An orca needs depth to pick up its speed, so sometimes whales escape from them in shallow water off the coast. I have seen it myself on the Shantar Islands.
It’s interesting, that orcas usually grind down only the tongue, lips and throats of whales. The rest of the whale sinks to the bottom and becomes the meal of other deep-sea inhabitants.
Another misconception about orcas is that they attack people. This world doesn’t know any cases when it happened in the wild. It happened only when orcas were captivated. Then, they attacked people who captivated them.”
"Krenitsyna volcano on the Onekotan Island is one of the most unique and beautiful volcanoes in the world. It is a two-level “volcano in the volcano".
There is a lake Koltsevoye (translated as ‘circled’ from Russian), and the volcanic cone rises right above it. The lake itself is surrounded by somma — the rim of a volcanic crater.
You would usually see a picture of this volcano in brochures that advertise tours to the Northern Kurils. There were several people in our group who went to the Northern Kurils just to see this wonder of nature with their own eyes.
We were climbing to the top of the ancient caldera for about 5 hours. The narrow, barely noticeable trail starts right at the shore, it is specially marked with bright rags on the branches and bushes. People do not really walk here often.
Frankly speaking, all those beautiful pictures of the volcano are taken from a helicopter or a drone. It is not possible to see all this beauty from the walls of somma and it is not only because of the fog. You have to be far away to embrace the whole view. To be really honest with you here, everyone was slightly disappointed because of that.
I didn’t really take any pictures there, so this is just a video from another island and a couple of seals for a change.”
"Columns, joints or, as scientists call them — columnar jointing — appear both from the top and the bottom, meeting somewhere in the middle. If you look at them at a distance, it reminds the jaw of a giant that clenched his teeth.

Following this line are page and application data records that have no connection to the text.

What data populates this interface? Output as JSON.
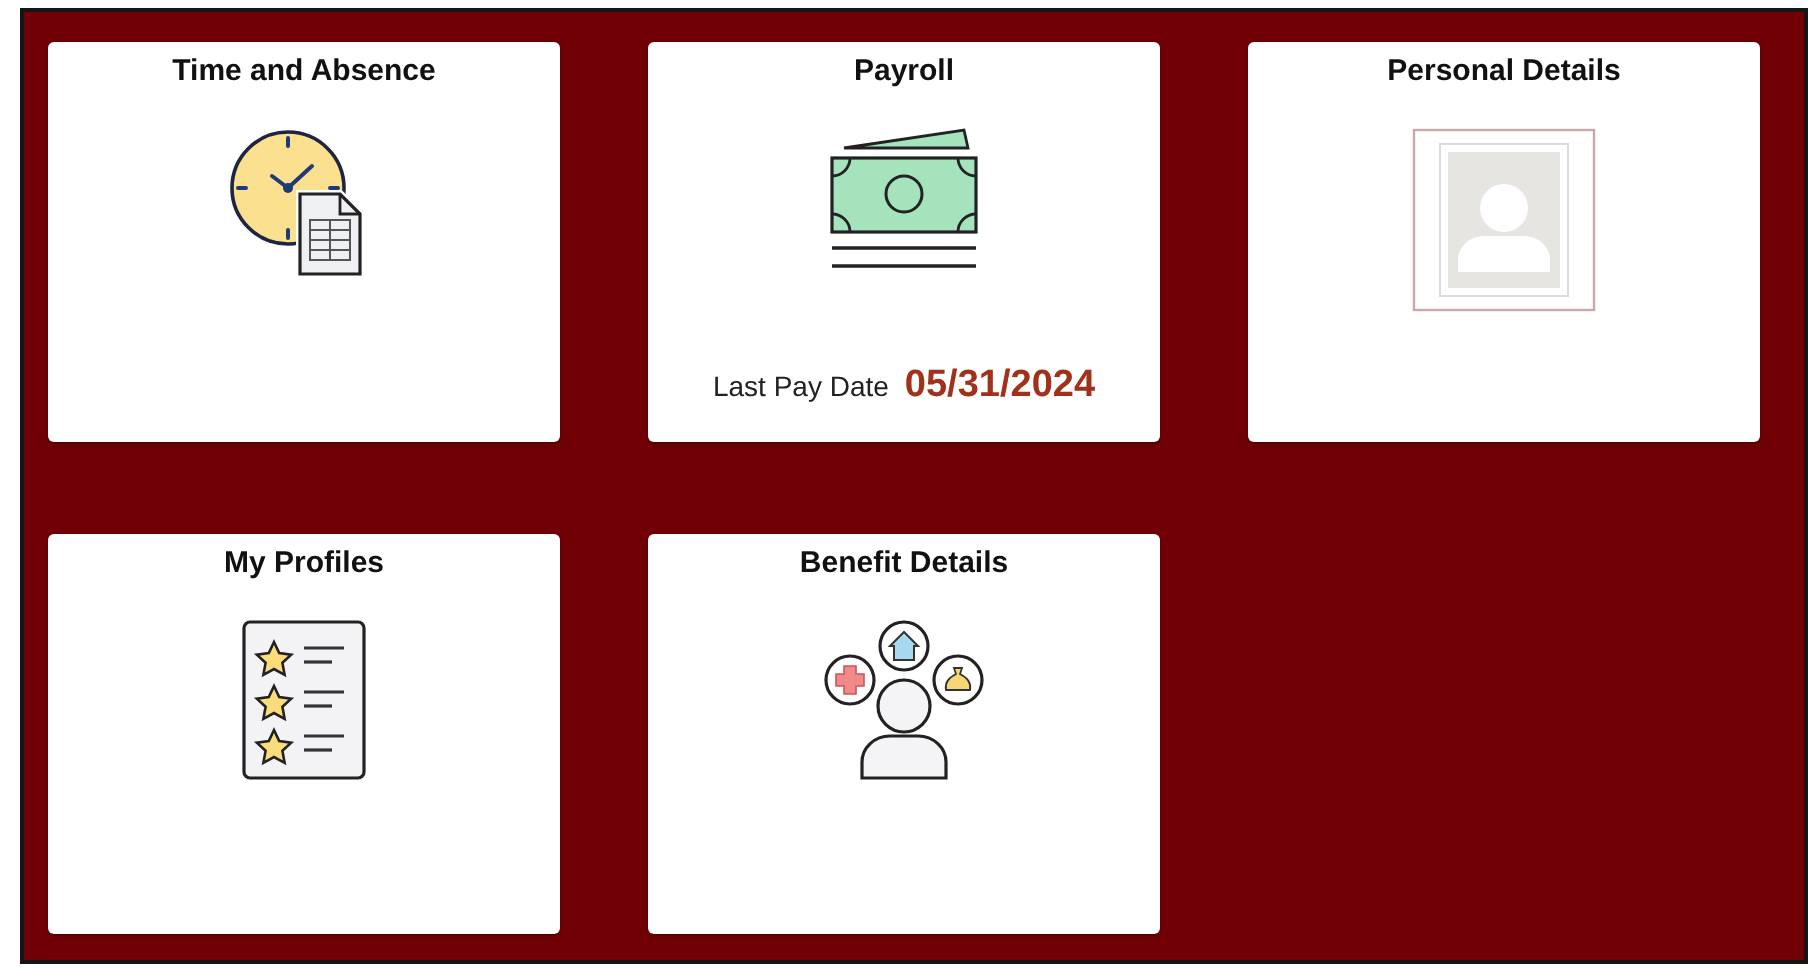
{
  "tiles": [
    {
      "title": "Time and Absence",
      "kind": "clock"
    },
    {
      "title": "Payroll",
      "kind": "money",
      "footer": {
        "label": "Last Pay Date",
        "value": "05/31/2024"
      }
    },
    {
      "title": "Personal Details",
      "kind": "photo"
    },
    {
      "title": "My Profiles",
      "kind": "profiles"
    },
    {
      "title": "Benefit Details",
      "kind": "benefits"
    }
  ]
}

This wonder of nature is not unique to the Kurils, as it can be found worldwide, but it looks very unusual and majestic.
The most famous columns are located in the Northern Ireland. Today I want to show you the columns on the Shumshu Island. This is the northernmost island of the Kuril Ridge. It is located just at 11 kilometers from Kamchatka.

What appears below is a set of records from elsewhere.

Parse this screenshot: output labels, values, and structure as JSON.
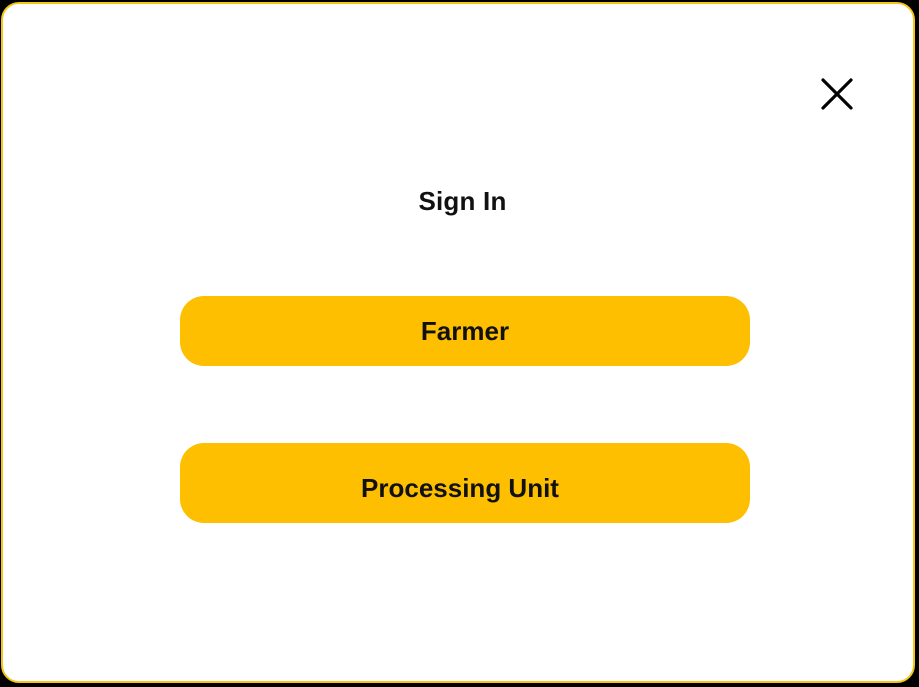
{
  "dialog": {
    "title": "Sign In",
    "close_icon": "close-icon",
    "options": [
      {
        "label": "Farmer"
      },
      {
        "label": "Processing Unit"
      }
    ]
  },
  "colors": {
    "accent": "#fdbf00",
    "border": "#f5c518",
    "background": "#ffffff",
    "text": "#111111"
  }
}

I tried to find at least something about them on the Internet. Shumshu Island is primarily known for the fact that there was an operation of knocking out the Japanese from the Northern Kurils in August of 1945. There is a lot of information about it, but not a single photo of this cape with the columns. It is called Cape Sverdlovsk and it is one of the most underestimated sights of the Northern Kurils.

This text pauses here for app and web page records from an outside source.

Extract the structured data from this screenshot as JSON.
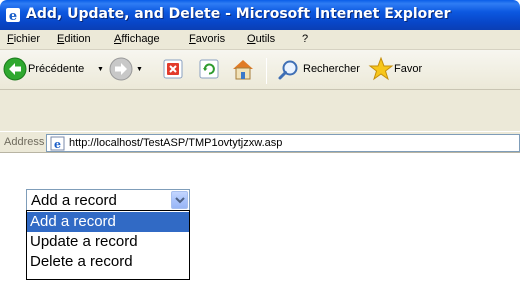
{
  "window": {
    "title": "Add, Update, and Delete - Microsoft Internet Explorer"
  },
  "menubar": {
    "items": [
      "Fichier",
      "Edition",
      "Affichage",
      "Favoris",
      "Outils",
      "?"
    ]
  },
  "toolbar": {
    "back_label": "Précédente",
    "search_label": "Rechercher",
    "favorites_label": "Favor"
  },
  "address": {
    "label": "Address",
    "url": "http://localhost/TestASP/TMP1ovtytjzxw.asp"
  },
  "form": {
    "select_value": "Add a record",
    "options": [
      "Add a record",
      "Update a record",
      "Delete a record"
    ],
    "highlighted_option": "Add a record"
  },
  "colors": {
    "titlebar": "#0a50d6",
    "highlight": "#316ac5",
    "chrome": "#ece9d8"
  }
}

The joints stretch along the coast for several hundred meters, forming a grotto in the center. They look very artificial and human-made, though people had nothing to do with this.
Such columnar joints appear in places where lava flows from the volcano and reaches the ocean and cools down immediately. When it cools down, it shrinks in volume and splits into hexagons. It starts to crack from top downward, and then the cracks go deep, forming jaws of a giant.
Shumshu Island was our last stop on the way back. It is an island full of historical events and endowed with wonderful nature.
On the one side, we were so impressed by this place, on the other side — it was so sad to leave, as all of us knew that our adventure was coming to an end.
We spent 10 days in the Northern Kurils, but it seemed that we were there for a month. Every day was so full. Each island was unique and didn’t look like the others.
If you also want to visit the Northern and Middle Kuril Islands and see all these places with your own eyes, see the detailed description of the cruise; we plan to repeat it in 2021. If you have any questions, please call +7 (495) 241-36-74 or email to firstname.lastname@example.org